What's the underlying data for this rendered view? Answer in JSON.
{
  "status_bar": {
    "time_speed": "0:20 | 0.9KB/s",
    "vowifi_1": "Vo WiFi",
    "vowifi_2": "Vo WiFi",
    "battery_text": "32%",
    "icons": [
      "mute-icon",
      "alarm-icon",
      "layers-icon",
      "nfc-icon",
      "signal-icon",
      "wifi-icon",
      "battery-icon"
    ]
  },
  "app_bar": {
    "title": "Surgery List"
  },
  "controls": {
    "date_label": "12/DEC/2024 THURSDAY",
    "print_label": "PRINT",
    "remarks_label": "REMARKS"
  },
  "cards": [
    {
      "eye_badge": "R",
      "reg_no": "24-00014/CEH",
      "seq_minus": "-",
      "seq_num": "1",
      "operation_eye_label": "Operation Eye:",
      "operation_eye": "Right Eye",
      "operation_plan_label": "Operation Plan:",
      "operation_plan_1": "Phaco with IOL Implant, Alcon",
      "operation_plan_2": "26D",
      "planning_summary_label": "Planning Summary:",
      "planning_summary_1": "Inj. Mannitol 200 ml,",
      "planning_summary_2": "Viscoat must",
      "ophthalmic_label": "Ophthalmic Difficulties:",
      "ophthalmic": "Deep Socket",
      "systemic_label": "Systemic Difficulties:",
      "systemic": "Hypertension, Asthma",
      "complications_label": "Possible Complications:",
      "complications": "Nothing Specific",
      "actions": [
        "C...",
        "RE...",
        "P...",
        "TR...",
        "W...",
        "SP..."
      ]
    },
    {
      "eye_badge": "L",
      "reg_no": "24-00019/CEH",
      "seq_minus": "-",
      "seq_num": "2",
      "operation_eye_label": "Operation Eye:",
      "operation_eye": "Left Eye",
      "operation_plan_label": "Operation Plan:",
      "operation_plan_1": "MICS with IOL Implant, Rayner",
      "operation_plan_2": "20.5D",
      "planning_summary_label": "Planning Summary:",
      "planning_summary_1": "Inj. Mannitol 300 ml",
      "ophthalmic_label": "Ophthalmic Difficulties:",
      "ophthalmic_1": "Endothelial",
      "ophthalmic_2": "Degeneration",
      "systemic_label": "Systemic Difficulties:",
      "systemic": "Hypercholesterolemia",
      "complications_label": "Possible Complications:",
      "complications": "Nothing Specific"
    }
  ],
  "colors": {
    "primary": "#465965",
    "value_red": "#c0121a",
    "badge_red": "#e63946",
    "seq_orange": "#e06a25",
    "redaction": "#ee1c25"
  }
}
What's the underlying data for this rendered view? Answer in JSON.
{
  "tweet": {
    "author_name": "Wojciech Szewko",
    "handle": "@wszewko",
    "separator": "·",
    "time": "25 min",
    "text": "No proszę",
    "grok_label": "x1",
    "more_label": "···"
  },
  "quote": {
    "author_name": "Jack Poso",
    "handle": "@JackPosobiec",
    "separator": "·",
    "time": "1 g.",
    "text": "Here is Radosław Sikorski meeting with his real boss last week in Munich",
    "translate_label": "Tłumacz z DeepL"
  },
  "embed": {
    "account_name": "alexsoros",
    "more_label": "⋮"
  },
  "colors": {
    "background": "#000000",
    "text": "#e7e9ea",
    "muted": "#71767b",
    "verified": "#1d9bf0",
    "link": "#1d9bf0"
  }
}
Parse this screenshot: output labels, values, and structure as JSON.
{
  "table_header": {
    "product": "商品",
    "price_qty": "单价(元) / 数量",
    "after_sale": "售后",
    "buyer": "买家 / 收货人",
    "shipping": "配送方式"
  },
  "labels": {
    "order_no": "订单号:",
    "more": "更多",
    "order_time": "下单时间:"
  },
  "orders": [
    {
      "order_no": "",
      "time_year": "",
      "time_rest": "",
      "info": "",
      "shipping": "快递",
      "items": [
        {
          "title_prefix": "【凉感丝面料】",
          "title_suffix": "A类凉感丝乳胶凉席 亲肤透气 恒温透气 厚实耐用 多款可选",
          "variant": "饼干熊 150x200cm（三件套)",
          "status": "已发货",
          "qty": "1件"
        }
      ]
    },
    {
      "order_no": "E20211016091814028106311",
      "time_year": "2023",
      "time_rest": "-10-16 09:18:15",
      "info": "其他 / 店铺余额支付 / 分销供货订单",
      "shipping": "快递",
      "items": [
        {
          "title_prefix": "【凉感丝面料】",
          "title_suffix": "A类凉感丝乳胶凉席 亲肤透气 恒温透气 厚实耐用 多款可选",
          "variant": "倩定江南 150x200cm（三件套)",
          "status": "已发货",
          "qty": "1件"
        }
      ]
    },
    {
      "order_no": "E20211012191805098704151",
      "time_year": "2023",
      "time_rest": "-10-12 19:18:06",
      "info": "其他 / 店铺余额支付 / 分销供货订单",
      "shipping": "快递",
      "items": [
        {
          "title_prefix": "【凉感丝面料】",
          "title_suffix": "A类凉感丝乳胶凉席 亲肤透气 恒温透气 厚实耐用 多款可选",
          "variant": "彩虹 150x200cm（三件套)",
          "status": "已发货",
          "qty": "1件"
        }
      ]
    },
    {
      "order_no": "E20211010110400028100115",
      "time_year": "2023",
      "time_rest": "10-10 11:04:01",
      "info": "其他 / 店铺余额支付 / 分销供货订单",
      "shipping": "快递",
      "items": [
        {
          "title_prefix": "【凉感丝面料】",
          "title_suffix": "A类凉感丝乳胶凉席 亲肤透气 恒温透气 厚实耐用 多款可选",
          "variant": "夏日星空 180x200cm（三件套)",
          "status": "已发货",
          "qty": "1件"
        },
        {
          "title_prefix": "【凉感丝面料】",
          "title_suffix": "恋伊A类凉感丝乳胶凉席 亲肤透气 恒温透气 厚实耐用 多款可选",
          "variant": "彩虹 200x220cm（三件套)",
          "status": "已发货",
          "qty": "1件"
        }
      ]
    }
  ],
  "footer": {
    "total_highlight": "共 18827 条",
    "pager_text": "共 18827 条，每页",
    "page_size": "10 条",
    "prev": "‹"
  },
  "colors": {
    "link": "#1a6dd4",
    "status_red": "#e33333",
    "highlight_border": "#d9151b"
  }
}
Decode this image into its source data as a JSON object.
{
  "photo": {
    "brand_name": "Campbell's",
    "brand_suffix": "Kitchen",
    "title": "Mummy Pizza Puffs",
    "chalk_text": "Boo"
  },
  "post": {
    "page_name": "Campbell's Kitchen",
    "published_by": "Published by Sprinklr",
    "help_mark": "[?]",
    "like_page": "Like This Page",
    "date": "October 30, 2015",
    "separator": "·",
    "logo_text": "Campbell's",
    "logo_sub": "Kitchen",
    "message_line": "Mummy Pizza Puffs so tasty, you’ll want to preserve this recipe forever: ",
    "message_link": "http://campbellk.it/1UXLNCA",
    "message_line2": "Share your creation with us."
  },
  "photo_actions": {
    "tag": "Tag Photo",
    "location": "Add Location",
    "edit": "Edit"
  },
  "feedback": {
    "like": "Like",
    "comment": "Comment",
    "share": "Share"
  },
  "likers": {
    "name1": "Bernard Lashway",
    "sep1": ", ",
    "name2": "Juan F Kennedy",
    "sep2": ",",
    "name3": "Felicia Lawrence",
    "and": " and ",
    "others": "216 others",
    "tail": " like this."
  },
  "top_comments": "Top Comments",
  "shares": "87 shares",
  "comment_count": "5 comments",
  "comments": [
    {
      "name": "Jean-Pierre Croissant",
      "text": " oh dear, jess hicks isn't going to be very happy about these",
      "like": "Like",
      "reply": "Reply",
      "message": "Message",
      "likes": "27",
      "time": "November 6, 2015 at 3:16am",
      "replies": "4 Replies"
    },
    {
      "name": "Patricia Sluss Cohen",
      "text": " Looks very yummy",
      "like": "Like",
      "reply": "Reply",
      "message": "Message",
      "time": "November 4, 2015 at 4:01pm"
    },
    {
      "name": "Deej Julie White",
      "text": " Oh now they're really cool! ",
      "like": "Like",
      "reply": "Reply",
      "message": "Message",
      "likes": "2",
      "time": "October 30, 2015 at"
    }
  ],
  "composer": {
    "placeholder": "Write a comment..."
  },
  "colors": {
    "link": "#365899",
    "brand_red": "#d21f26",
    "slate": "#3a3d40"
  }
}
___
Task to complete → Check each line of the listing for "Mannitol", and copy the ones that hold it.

Written answer →
      "planning_summary_1": "Inj. Mannitol 200 ml,",
      "planning_summary_1": "Inj. Mannitol 300 ml",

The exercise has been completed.